The Rosetta spacecraft was launched by the European Space Agency in March of 2004, blasting off from the French Guiana while being attached to an Ariane 5 rocket. After it spent over 10 years alone in space, the spacecraft finally rendezvoused with its purpose – the 67P/Churyumov-Gerasimenko (67P/C-G) Comet – in November of 2014.
After another 2 years have passed, the space probe remained in the orbit of Comet 67P while it accumulated data from its interior, surface and environment which is made from gas and dust. Finally, on the 30th of September, 2016, Rosetta managed to get closer than ever to 67P/C-G’s surface and it ended its mission through a controlled impact onto the comet’s surface.
After this happened, scientists had to continue the mission which meant to process all the data which was collected by the spacecraft during its mission. Among it there were some awesome photographs which showed the surface of the comet. They were taken just after the spacecraft met with the comet.

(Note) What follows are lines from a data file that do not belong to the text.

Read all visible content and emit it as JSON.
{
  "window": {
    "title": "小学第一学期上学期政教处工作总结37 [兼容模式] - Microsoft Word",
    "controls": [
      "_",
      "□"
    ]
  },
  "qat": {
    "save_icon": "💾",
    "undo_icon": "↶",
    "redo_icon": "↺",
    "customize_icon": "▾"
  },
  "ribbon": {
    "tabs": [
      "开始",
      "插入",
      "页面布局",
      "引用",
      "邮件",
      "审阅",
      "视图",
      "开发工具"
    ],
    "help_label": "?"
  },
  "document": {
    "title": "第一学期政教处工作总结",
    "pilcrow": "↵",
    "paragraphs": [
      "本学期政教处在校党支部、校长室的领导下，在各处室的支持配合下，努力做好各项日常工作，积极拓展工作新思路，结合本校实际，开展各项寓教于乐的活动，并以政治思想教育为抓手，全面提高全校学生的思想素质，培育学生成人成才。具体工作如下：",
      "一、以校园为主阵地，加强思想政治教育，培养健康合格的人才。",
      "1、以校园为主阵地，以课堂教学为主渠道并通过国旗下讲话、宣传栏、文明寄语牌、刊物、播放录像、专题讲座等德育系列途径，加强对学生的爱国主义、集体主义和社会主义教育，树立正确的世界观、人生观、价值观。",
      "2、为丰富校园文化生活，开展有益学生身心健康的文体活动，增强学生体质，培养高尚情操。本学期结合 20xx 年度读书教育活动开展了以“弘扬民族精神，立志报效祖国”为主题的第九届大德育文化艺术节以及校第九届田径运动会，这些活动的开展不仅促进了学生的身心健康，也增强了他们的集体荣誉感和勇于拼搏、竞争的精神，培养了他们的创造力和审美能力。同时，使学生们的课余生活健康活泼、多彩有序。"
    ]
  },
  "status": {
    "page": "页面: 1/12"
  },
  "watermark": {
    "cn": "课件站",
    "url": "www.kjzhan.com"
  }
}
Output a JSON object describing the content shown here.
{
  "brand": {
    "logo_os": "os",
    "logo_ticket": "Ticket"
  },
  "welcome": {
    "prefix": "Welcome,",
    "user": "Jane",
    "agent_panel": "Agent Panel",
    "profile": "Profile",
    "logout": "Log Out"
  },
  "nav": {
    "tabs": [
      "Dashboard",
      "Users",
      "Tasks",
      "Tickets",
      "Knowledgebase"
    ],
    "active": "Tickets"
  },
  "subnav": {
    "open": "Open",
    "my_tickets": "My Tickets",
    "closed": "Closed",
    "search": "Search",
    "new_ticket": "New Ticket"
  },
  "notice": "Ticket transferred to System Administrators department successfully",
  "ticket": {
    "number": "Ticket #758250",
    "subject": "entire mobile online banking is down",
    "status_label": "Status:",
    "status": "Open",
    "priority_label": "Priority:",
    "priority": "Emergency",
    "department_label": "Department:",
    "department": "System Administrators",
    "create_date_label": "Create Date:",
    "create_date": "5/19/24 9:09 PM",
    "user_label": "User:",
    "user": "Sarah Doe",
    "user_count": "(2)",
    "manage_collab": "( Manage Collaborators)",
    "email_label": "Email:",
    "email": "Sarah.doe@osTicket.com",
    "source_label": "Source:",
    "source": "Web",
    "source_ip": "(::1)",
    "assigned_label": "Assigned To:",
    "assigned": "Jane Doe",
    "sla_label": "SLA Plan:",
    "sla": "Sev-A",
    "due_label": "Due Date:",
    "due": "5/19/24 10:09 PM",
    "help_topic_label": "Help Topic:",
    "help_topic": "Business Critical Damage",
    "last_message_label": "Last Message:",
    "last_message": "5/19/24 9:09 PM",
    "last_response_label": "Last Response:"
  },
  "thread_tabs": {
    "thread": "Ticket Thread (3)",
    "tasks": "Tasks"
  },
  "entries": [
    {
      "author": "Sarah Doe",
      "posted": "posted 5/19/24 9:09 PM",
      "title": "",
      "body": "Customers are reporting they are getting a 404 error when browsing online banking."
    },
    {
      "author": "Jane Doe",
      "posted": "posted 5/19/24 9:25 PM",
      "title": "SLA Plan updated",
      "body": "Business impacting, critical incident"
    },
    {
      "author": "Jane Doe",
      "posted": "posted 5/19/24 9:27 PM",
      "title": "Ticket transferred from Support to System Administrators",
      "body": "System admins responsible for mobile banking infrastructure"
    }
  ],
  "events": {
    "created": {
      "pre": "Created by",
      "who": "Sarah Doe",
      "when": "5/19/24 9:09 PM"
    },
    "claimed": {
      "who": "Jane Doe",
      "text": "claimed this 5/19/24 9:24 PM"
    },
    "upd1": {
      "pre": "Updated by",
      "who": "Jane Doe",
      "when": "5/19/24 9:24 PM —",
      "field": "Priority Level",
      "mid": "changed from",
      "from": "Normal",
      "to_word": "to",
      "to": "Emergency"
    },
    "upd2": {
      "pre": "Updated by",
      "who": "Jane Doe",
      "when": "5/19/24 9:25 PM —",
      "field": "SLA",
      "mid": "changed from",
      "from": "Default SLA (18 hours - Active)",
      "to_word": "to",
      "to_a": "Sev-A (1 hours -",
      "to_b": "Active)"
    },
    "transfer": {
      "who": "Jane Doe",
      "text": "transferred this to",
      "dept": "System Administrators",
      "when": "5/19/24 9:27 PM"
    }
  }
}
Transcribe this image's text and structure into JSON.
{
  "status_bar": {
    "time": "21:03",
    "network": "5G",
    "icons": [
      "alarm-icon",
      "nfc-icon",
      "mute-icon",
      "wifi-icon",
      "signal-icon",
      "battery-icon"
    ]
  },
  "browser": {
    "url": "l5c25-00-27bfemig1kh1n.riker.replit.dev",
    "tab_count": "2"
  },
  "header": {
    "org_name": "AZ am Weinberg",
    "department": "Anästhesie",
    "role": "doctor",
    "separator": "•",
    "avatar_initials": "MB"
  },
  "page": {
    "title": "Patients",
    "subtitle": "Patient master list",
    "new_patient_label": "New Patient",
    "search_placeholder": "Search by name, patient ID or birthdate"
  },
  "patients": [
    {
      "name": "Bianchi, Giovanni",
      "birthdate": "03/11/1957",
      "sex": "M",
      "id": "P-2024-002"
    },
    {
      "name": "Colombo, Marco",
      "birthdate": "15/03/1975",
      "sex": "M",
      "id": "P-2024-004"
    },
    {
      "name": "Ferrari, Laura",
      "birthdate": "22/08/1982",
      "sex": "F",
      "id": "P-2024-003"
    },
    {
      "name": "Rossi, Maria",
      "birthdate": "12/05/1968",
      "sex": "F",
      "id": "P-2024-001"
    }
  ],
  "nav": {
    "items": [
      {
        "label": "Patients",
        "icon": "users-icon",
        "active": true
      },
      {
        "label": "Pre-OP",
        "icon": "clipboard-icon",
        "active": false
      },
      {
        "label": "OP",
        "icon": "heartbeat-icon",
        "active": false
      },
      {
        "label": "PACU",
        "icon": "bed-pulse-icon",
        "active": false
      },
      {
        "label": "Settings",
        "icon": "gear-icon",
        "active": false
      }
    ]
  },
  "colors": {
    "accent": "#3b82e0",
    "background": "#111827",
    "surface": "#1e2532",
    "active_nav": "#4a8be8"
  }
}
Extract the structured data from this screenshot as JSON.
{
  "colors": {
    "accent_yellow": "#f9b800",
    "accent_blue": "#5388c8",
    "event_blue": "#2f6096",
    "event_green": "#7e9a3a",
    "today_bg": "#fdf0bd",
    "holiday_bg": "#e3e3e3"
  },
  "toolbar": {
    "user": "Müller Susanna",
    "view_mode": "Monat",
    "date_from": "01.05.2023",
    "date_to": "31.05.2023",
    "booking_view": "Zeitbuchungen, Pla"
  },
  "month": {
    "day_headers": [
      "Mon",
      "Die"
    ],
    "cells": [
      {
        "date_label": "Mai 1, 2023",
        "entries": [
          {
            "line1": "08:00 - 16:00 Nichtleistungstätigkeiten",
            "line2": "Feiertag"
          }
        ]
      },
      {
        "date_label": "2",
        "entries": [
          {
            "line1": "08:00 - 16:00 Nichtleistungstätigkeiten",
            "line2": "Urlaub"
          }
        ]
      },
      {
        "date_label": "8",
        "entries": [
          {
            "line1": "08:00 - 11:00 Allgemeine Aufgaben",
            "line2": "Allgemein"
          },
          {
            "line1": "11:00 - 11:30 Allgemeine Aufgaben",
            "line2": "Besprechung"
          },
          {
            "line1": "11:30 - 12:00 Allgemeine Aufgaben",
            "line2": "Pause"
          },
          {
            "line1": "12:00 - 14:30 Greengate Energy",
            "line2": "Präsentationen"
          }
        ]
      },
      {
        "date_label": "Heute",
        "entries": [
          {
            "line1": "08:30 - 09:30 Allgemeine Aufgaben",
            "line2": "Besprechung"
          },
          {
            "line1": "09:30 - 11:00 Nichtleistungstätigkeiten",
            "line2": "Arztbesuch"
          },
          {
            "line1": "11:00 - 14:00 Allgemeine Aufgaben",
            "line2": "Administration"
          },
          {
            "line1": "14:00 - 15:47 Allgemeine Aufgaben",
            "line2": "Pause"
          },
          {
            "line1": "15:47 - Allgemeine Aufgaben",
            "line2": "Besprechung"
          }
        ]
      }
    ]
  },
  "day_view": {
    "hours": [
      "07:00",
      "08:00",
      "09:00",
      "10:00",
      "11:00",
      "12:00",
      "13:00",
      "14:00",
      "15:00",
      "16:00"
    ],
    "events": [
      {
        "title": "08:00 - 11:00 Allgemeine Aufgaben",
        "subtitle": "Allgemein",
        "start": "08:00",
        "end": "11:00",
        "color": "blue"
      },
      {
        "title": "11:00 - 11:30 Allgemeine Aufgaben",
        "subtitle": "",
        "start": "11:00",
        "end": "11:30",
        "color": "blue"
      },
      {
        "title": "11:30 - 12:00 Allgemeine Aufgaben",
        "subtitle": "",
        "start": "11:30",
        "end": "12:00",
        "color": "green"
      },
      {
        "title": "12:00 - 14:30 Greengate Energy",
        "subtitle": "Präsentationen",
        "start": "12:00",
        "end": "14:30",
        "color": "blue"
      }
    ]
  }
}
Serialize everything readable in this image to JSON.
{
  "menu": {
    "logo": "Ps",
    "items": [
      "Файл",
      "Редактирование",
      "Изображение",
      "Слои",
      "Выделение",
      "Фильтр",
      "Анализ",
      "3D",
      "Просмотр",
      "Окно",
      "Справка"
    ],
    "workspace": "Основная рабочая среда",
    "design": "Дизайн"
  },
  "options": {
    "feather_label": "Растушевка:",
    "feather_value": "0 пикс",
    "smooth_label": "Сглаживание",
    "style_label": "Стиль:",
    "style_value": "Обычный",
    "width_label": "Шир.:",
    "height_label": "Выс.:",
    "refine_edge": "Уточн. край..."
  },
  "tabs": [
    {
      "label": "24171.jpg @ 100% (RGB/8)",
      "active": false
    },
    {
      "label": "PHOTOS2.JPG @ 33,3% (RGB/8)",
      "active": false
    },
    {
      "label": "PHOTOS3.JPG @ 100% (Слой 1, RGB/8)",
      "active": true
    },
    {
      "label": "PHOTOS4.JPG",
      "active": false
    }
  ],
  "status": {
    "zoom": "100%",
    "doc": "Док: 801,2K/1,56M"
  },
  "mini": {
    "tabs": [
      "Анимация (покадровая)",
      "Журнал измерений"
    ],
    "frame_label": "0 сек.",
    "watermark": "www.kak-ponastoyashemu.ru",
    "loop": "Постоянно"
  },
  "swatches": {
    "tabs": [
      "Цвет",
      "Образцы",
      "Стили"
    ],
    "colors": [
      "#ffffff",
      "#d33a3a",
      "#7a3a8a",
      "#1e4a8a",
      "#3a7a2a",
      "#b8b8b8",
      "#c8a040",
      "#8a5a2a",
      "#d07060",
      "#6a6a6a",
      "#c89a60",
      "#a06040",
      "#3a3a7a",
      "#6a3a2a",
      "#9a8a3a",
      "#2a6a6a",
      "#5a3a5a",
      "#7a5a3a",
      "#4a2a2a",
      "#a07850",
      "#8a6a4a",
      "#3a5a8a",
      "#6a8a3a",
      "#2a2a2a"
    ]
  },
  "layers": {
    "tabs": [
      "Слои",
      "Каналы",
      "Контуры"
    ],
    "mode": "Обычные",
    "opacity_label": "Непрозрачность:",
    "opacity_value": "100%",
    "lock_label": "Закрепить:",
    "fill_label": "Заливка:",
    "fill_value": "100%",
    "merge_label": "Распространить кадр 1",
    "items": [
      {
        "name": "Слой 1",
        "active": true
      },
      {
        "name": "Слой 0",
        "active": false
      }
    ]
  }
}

On September 22nd, 2014, Rosetta found itself at 28.2 kilometers (or 17.5 miles) from the comet’s center, so the distance to the surface was about 26.2 km (16.3 mi). That’s when it took a photograph of a portion of the comet’s surface which was then processed by combining three images taken at different wavelengths by OSIRIS, Rosetta’s narrow-angle camera.
The significance of this image is increased by the fact that it shows the comet’s more prominent surface features. The center and left of the picture show Seth, a geological region on the larger lobe of the comet which showcases layered terraces. Then, you can see how this region transits over to the smoother Hapi region, strewn with boulders, forming the neck which connects the comet’s two lobes.
Patrick Supernaw is the lead editor for Great Lakes Ledger. Patrick has written for many publications including The Huffington Post and Vanity Fair. Patrick is based in Ottawa and covers issues affecting his city. In addition to his severe hockey addiction, Pat also enjoys kayaking and can often be found paddling the Rideau Canal. Contact Pat here